TASK ITEM:
Output every entry exactly as written.

Start of DATA EXTRACT

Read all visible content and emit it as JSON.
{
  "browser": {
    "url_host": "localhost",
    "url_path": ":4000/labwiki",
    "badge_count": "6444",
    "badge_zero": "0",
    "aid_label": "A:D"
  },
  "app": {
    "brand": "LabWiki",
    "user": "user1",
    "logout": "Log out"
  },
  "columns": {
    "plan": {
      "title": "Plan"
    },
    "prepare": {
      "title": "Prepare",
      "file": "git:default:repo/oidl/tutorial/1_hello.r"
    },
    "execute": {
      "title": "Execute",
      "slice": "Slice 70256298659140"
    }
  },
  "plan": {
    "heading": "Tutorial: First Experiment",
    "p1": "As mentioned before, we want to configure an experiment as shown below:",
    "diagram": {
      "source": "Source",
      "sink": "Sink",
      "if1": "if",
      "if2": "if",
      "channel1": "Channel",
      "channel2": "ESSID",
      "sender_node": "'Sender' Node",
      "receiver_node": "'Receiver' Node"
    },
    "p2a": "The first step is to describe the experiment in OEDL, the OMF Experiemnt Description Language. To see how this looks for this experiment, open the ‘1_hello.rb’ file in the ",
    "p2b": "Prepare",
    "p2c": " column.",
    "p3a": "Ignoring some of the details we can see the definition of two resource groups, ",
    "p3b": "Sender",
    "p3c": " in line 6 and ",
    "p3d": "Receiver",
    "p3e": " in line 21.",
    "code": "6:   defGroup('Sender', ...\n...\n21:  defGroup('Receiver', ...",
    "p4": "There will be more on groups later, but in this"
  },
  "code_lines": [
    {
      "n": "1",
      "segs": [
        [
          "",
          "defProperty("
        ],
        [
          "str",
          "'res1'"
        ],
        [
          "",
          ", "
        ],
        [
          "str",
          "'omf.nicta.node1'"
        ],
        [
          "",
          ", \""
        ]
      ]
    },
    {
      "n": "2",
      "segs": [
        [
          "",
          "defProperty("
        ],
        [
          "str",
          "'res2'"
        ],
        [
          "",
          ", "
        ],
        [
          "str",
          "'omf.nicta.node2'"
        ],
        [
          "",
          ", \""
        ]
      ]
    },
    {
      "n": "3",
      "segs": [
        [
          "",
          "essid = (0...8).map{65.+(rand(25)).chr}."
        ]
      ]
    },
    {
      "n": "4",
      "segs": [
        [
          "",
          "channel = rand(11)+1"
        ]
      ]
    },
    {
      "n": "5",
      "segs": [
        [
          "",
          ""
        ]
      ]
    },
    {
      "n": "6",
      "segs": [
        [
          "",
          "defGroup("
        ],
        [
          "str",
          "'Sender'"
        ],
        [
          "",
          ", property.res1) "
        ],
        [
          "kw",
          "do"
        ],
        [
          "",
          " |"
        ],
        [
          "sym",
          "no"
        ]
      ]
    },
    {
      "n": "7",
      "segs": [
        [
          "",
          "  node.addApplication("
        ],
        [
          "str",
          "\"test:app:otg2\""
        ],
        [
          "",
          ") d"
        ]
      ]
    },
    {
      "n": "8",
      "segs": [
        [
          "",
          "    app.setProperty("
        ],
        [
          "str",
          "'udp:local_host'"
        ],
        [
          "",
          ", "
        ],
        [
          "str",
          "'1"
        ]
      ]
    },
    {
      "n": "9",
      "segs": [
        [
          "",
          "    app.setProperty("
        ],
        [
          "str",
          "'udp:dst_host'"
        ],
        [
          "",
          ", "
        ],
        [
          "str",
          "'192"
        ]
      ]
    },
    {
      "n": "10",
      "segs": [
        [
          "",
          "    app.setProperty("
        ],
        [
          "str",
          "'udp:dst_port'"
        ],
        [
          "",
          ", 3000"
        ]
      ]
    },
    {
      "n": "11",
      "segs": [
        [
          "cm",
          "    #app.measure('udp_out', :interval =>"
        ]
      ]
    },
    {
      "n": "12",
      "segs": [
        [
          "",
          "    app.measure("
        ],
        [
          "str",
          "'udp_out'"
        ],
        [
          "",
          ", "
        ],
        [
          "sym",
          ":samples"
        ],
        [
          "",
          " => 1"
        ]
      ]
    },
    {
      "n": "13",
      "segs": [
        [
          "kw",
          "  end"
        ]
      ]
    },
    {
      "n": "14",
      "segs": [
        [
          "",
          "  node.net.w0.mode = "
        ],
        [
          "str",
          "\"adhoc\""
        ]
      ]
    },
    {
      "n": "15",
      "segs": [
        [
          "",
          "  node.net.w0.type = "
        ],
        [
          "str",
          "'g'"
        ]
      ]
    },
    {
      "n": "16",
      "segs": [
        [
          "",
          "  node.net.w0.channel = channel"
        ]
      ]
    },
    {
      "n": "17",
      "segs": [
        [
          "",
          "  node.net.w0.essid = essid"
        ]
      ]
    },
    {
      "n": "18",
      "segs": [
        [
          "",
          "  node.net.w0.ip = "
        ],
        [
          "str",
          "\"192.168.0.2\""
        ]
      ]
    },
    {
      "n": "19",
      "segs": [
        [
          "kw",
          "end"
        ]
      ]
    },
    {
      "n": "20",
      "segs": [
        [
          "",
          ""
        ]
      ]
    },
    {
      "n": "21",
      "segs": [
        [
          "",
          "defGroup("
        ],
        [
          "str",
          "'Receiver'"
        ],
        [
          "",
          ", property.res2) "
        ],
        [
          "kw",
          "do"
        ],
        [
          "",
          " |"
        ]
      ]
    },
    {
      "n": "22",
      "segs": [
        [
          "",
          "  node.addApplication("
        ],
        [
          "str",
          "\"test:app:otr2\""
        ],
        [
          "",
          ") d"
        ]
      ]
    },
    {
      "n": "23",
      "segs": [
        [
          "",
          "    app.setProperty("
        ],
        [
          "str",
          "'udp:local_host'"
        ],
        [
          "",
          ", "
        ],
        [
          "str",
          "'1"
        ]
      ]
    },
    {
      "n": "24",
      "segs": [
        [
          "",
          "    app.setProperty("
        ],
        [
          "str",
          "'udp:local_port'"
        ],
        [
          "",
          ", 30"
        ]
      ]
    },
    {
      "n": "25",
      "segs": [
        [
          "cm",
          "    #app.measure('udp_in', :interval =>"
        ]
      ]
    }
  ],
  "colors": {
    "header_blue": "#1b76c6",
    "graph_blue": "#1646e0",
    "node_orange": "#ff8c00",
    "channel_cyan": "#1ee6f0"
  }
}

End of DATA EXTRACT

RESPONSE FOR THIS EXERCISE:
Read all visible content and emit it as JSON.
{
  "browser": {
    "url_host": "localhost",
    "url_path": ":4000/labwiki",
    "badge_count": "6444",
    "badge_zero": "0",
    "aid_label": "A:D"
  },
  "app": {
    "brand": "LabWiki",
    "user": "user1",
    "logout": "Log out"
  },
  "columns": {
    "plan": {
      "title": "Plan"
    },
    "prepare": {
      "title": "Prepare",
      "file": "git:default:repo/oidl/tutorial/1_hello.r"
    },
    "execute": {
      "title": "Execute",
      "slice": "Slice 70256298659140"
    }
  },
  "plan": {
    "heading": "Tutorial: First Experiment",
    "p1": "As mentioned before, we want to configure an experiment as shown below:",
    "diagram": {
      "source": "Source",
      "sink": "Sink",
      "if1": "if",
      "if2": "if",
      "channel1": "Channel",
      "channel2": "ESSID",
      "sender_node": "'Sender' Node",
      "receiver_node": "'Receiver' Node"
    },
    "p2a": "The first step is to describe the experiment in OEDL, the OMF Experiemnt Description Language. To see how this looks for this experiment, open the ‘1_hello.rb’ file in the ",
    "p2b": "Prepare",
    "p2c": " column.",
    "p3a": "Ignoring some of the details we can see the definition of two resource groups, ",
    "p3b": "Sender",
    "p3c": " in line 6 and ",
    "p3d": "Receiver",
    "p3e": " in line 21.",
    "code": "6:   defGroup('Sender', ...\n...\n21:  defGroup('Receiver', ...",
    "p4": "There will be more on groups later, but in this"
  },
  "code_lines": [
    {
      "n": "1",
      "segs": [
        [
          "",
          "defProperty("
        ],
        [
          "str",
          "'res1'"
        ],
        [
          "",
          ", "
        ],
        [
          "str",
          "'omf.nicta.node1'"
        ],
        [
          "",
          ", \""
        ]
      ]
    },
    {
      "n": "2",
      "segs": [
        [
          "",
          "defProperty("
        ],
        [
          "str",
          "'res2'"
        ],
        [
          "",
          ", "
        ],
        [
          "str",
          "'omf.nicta.node2'"
        ],
        [
          "",
          ", \""
        ]
      ]
    },
    {
      "n": "3",
      "segs": [
        [
          "",
          "essid = (0...8).map{65.+(rand(25)).chr}."
        ]
      ]
    },
    {
      "n": "4",
      "segs": [
        [
          "",
          "channel = rand(11)+1"
        ]
      ]
    },
    {
      "n": "5",
      "segs": [
        [
          "",
          ""
        ]
      ]
    },
    {
      "n": "6",
      "segs": [
        [
          "",
          "defGroup("
        ],
        [
          "str",
          "'Sender'"
        ],
        [
          "",
          ", property.res1) "
        ],
        [
          "kw",
          "do"
        ],
        [
          "",
          " |"
        ],
        [
          "sym",
          "no"
        ]
      ]
    },
    {
      "n": "7",
      "segs": [
        [
          "",
          "  node.addApplication("
        ],
        [
          "str",
          "\"test:app:otg2\""
        ],
        [
          "",
          ") d"
        ]
      ]
    },
    {
      "n": "8",
      "segs": [
        [
          "",
          "    app.setProperty("
        ],
        [
          "str",
          "'udp:local_host'"
        ],
        [
          "",
          ", "
        ],
        [
          "str",
          "'1"
        ]
      ]
    },
    {
      "n": "9",
      "segs": [
        [
          "",
          "    app.setProperty("
        ],
        [
          "str",
          "'udp:dst_host'"
        ],
        [
          "",
          ", "
        ],
        [
          "str",
          "'192"
        ]
      ]
    },
    {
      "n": "10",
      "segs": [
        [
          "",
          "    app.setProperty("
        ],
        [
          "str",
          "'udp:dst_port'"
        ],
        [
          "",
          ", 3000"
        ]
      ]
    },
    {
      "n": "11",
      "segs": [
        [
          "cm",
          "    #app.measure('udp_out', :interval =>"
        ]
      ]
    },
    {
      "n": "12",
      "segs": [
        [
          "",
          "    app.measure("
        ],
        [
          "str",
          "'udp_out'"
        ],
        [
          "",
          ", "
        ],
        [
          "sym",
          ":samples"
        ],
        [
          "",
          " => 1"
        ]
      ]
    },
    {
      "n": "13",
      "segs": [
        [
          "kw",
          "  end"
        ]
      ]
    },
    {
      "n": "14",
      "segs": [
        [
          "",
          "  node.net.w0.mode = "
        ],
        [
          "str",
          "\"adhoc\""
        ]
      ]
    },
    {
      "n": "15",
      "segs": [
        [
          "",
          "  node.net.w0.type = "
        ],
        [
          "str",
          "'g'"
        ]
      ]
    },
    {
      "n": "16",
      "segs": [
        [
          "",
          "  node.net.w0.channel = channel"
        ]
      ]
    },
    {
      "n": "17",
      "segs": [
        [
          "",
          "  node.net.w0.essid = essid"
        ]
      ]
    },
    {
      "n": "18",
      "segs": [
        [
          "",
          "  node.net.w0.ip = "
        ],
        [
          "str",
          "\"192.168.0.2\""
        ]
      ]
    },
    {
      "n": "19",
      "segs": [
        [
          "kw",
          "end"
        ]
      ]
    },
    {
      "n": "20",
      "segs": [
        [
          "",
          ""
        ]
      ]
    },
    {
      "n": "21",
      "segs": [
        [
          "",
          "defGroup("
        ],
        [
          "str",
          "'Receiver'"
        ],
        [
          "",
          ", property.res2) "
        ],
        [
          "kw",
          "do"
        ],
        [
          "",
          " |"
        ]
      ]
    },
    {
      "n": "22",
      "segs": [
        [
          "",
          "  node.addApplication("
        ],
        [
          "str",
          "\"test:app:otr2\""
        ],
        [
          "",
          ") d"
        ]
      ]
    },
    {
      "n": "23",
      "segs": [
        [
          "",
          "    app.setProperty("
        ],
        [
          "str",
          "'udp:local_host'"
        ],
        [
          "",
          ", "
        ],
        [
          "str",
          "'1"
        ]
      ]
    },
    {
      "n": "24",
      "segs": [
        [
          "",
          "    app.setProperty("
        ],
        [
          "str",
          "'udp:local_port'"
        ],
        [
          "",
          ", 30"
        ]
      ]
    },
    {
      "n": "25",
      "segs": [
        [
          "cm",
          "    #app.measure('udp_in', :interval =>"
        ]
      ]
    }
  ],
  "colors": {
    "header_blue": "#1b76c6",
    "graph_blue": "#1646e0",
    "node_orange": "#ff8c00",
    "channel_cyan": "#1ee6f0"
  }
}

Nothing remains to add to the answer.